updated 3:19 PM EDT, Tue August 26, 2014
Rick Martin says the death of Robin Williams brought back memories of his own battle facing down depression as a young man
updated 11:58 AM EDT, Tue August 26, 2014
David Perry asks: What's the best way for police officers to handle people with psychiatric disabilities?
updated 3:50 PM EDT, Mon August 25, 2014
Julian Zelizer says it's not crazy to think Mitt Romney would be able to end up at the top of the GOP ticket in 2016
updated 4:52 PM EDT, Mon August 25, 2014
Roxanne Jones and her girlfriends would cheer from the sidelines for the boys playing Little League. But they really wanted to play. Now Mo'ne Davis shows the world that girls really can throw.
updated 12:29 PM EDT, Mon August 25, 2014
Peter Bergen and Emily Schneider say a YouTube video apparently posted by ISIS seems to show that the group has a surveillance drone, highlighting a new reality: Terrorist groups have technology once only used by states
updated 5:04 PM EDT, Mon August 25, 2014
Kimberly Norwood is a black mom who lives in an affluent neighborhood not far from Ferguson, but she has the same fears for her children as people in that troubled town do
updated 5:45 PM EDT, Fri August 22, 2014
It apparently has worked for France, say Peter Bergen and Emily Schneider, but carries uncomfortable risks. When it comes to kidnappings, nations face grim options.
updated 1:27 PM EDT, Tue August 26, 2014
John Bare says the Ice Bucket Challenge signals a new kind of activism and peer-to-peer fund-raising.
updated 8:31 AM EDT, Fri August 22, 2014

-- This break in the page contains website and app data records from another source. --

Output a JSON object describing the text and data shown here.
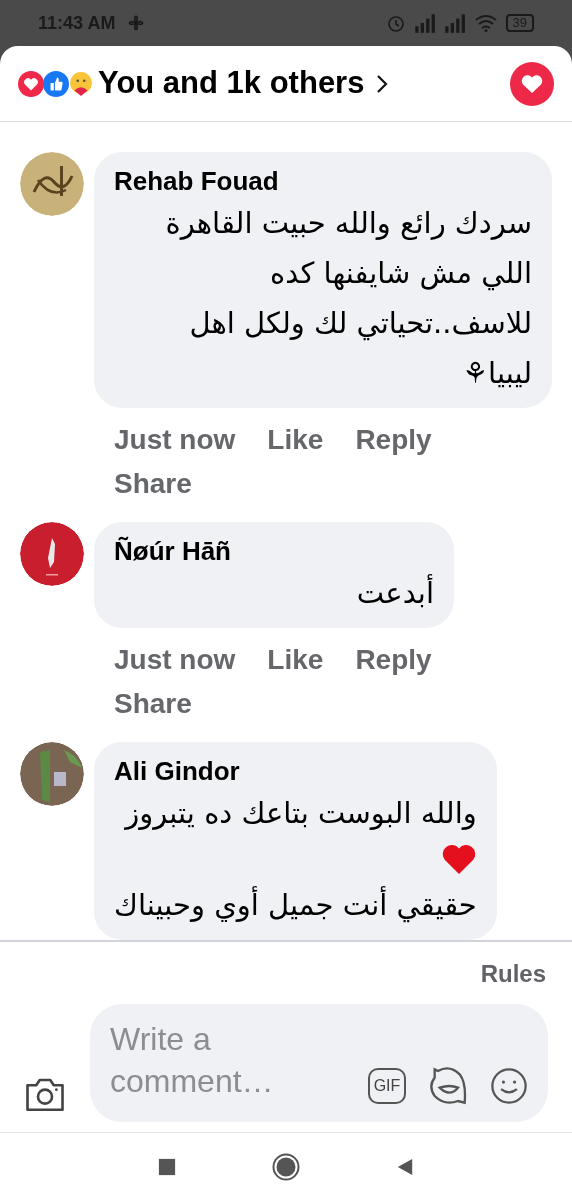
{
  "status_bar": {
    "time": "11:43 AM",
    "battery": "39"
  },
  "header": {
    "title": "You and 1k others"
  },
  "comments": [
    {
      "author": "Rehab Fouad",
      "body": [
        {
          "kind": "text",
          "text": "سردك رائع والله حبيت القاهرة اللي مش شايفنها كده للاسف..تحياتي لك ولكل اهل ليبيا⚘"
        }
      ],
      "actions": [
        "Just now",
        "Like",
        "Reply",
        "Share"
      ]
    },
    {
      "author": "Ñøúr Hāñ",
      "body": [
        {
          "kind": "text",
          "text": "أبدعت"
        }
      ],
      "actions": [
        "Just now",
        "Like",
        "Reply",
        "Share"
      ]
    },
    {
      "author": "Ali Gindor",
      "body": [
        {
          "kind": "text",
          "text": "والله البوست بتاعك ده يتبروز"
        },
        {
          "kind": "heart"
        },
        {
          "kind": "text",
          "text": "حقيقي أنت جميل أوي وحبيناك"
        }
      ]
    }
  ],
  "rules_link": "Rules",
  "composer": {
    "placeholder": "Write a comment…",
    "gif": "GIF"
  }
}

James Dawes says calling ISIS evil over and over again could very well make it harder to stop them.
updated 9:05 PM EDT, Sat August 23, 2014
As the inquiry into the shooting of Michael Brown continues, critics question the prosecutor's impartiality.
updated 6:47 PM EDT, Fri August 22, 2014
Newt Gingrich says it's troubling that a vicious group like ISIS can recruit so many young men from Britain.
updated 10:50 AM EDT, Thu August 21, 2014
David Weinberger says Twitter and other social networks have been vested with a responsibility, and a trust, they did not ask for.
updated 7:03 AM EDT, Fri August 22, 2014
John Inazu says the slogan "We are Ferguson" is meant to express empathy and solidarity. It's not true: Not all of us live in those circumstances. But we all made them.
updated 8:23 AM EDT, Fri August 22, 2014
Retired Lt. Gen. Mark Hertling says he learned that the territory ISIS wants to control is amazingly complex.
updated 3:51 PM EDT, Wed August 20, 2014
Cerue Garlo says Liberia is desperate for help amid a Ebola outbreak that has touched every aspect of life.
updated 1:42 PM EDT, Thu August 21, 2014
Eric Liu says Republicans who want to restrict voting may win now, but the party will suffer in the long term.
updated 11:38 AM EDT, Thu August 21, 2014
Jay Parini: Jesus, Pope and now researchers agree: Wealth decreases our ability to sympathize with the poor.
updated 8:00 AM EDT, Thu August 21, 2014
Judy Melinek offers a medical examiner's perspective on what happens when police kill people like Michael Brown.
updated 6:03 PM EDT, Tue August 19, 2014
It used to be billy clubs, fire hoses and snarling German shepherds. Now it's armored personnel carriers and flash-bang grenades, writes Kara Dansky.
updated 1:27 PM EDT, Wed August 20, 2014
Maria Haberfeld: People who are unfamiliar with police work can reasonably ask, why was an unarmed man shot so many times, and why was deadly force used at all?
ADVERTISEMENT
ADVERTISEMENT
ADVERTISEMENT
ADVERTISEMENT